Oh I do, I miss her so desperately at times, and the emotions just over take me. Often when I least expect it... I remember being in the airport with my husband. We ended up sitting next to a group of young people that had been selected for the show "So You Think You Can Dance" and they were dancing and laughing - I just started to sob, I could picture her there, so excited to meet them, dancing and singing right along. However, each time I feel that way, I have to pull myself back to reality again, I have to remember what she wanted celebration of her life. And I have to remember that I should focus on thanking God for the gift of having her for the 17 years He gave her to me.
How did the kindness revolution develop?
One of the emotional times for me was the first Mother's day after her death, and I knew I needed to do something to get the focus off myself and my sorrow. So the idea came that I would purchase flowers and hand them out to random women on Mother's Day. We purchased over 100 roses. And wouldn't you know it, with every smile I received, I could see Mandy's smile. With every thank you and surprised look, I could feel her with us.
I just knew I had to continue this somehow. That night I dreamed about doing Random Acts of Kindness in her name. When I woke up I loved the idea but couldn't figure out how I would let people know what I was doing or why...
Then when I got to work an e-mail, advertising 250 free business cards, gave me the answer. Since then we have started the website to share her story and bring people together. I have made and given away many, many piece of jewelry and done countless other random acts of kindness. And people all over the world have joined in.
I’ve been fascinated lately with noticing how creativity has been extremely helpful to people in need of emotional healing. This kindness revolution seems like a pretty creative idea. How have you seen creativity at work in aiding your healing?
It's true, I don't like to take credit, I believe she knew what I needed and sent me the outlet. When I first started doing this, it was just therapy to create the cards, buy coffee for a stranger, pay tolls, and give away jewelry I had purchased. I figured it would have more meaning if I actually created the jewelry. So I learned how to make basic earrings and necklaces and found that I loved it. It filled up that free time at home, and gave me something to talk about, to be proud of.
On the same site that lets me create the business cards I noticed they did t-shirts so I created many for myself with her photo and text about kindness. A friend mentioned that there was a site that allowed you to add your designs and sell them for a small profit. So I started the Kindness Store, and I just love adding new designs and sharing them with people.
Mandy always said "I am going to be famous someday Mom" I had no idea at the time that it would be from my sharing her story after she was gone, but I am honored to take on the task.

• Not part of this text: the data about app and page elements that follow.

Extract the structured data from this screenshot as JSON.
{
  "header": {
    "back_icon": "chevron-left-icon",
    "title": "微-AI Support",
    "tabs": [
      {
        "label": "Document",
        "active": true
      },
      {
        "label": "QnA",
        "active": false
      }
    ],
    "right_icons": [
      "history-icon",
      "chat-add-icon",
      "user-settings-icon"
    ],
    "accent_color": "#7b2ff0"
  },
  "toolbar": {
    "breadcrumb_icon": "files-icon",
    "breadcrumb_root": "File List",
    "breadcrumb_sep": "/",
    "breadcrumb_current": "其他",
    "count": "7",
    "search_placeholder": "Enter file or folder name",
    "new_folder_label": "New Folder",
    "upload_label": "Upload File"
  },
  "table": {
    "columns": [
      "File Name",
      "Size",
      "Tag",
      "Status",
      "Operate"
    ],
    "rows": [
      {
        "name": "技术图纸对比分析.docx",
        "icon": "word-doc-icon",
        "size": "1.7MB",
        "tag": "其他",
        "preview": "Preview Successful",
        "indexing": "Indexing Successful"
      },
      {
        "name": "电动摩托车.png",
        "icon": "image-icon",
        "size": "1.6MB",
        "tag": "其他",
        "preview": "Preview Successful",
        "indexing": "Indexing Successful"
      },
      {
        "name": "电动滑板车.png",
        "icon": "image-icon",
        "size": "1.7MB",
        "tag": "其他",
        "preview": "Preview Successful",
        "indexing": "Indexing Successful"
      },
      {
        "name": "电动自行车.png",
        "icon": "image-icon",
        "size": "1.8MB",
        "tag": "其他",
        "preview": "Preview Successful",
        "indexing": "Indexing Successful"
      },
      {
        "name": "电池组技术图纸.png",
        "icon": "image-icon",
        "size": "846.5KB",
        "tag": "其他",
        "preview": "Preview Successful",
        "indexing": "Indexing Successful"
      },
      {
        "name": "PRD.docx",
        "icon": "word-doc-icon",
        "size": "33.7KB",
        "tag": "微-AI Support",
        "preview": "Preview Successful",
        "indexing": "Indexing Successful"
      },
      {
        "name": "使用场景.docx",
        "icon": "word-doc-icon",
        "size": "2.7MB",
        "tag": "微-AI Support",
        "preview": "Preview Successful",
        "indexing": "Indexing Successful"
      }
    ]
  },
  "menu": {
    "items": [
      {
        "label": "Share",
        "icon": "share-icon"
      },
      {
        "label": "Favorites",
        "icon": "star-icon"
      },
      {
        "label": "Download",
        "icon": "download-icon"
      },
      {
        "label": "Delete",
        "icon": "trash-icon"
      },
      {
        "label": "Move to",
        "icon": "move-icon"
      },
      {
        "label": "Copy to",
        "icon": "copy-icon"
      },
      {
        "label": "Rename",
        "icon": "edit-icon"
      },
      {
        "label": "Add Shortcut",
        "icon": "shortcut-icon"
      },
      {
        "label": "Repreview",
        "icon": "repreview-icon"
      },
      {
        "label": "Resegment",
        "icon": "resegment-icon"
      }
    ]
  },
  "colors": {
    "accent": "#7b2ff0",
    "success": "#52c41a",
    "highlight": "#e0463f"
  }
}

I truly believe that focusing creativity instead of negativity saved me.
As you reflect on the title of this article “How to Deal with Grief through Kindness,” what suggestions come to mind about how other people might apply what you have learned?
First, what you feel is real, and it is OK. All of us grieve in a different way.
Second, I am so sorry, I wish no one had to experience the loss of a loved one (especially a child).
Third, there is a way to bring good out of the tragedy, I am not sure what that will look like for anyone else. But I do know that if you keep your heart and mind open, it will come to you.
Sadly we all will face grief at some point, so it is very important for us to find places, like your website, where we can learn how to deal with grief and realize that we are not alone.
Other articles on how to deal with grief: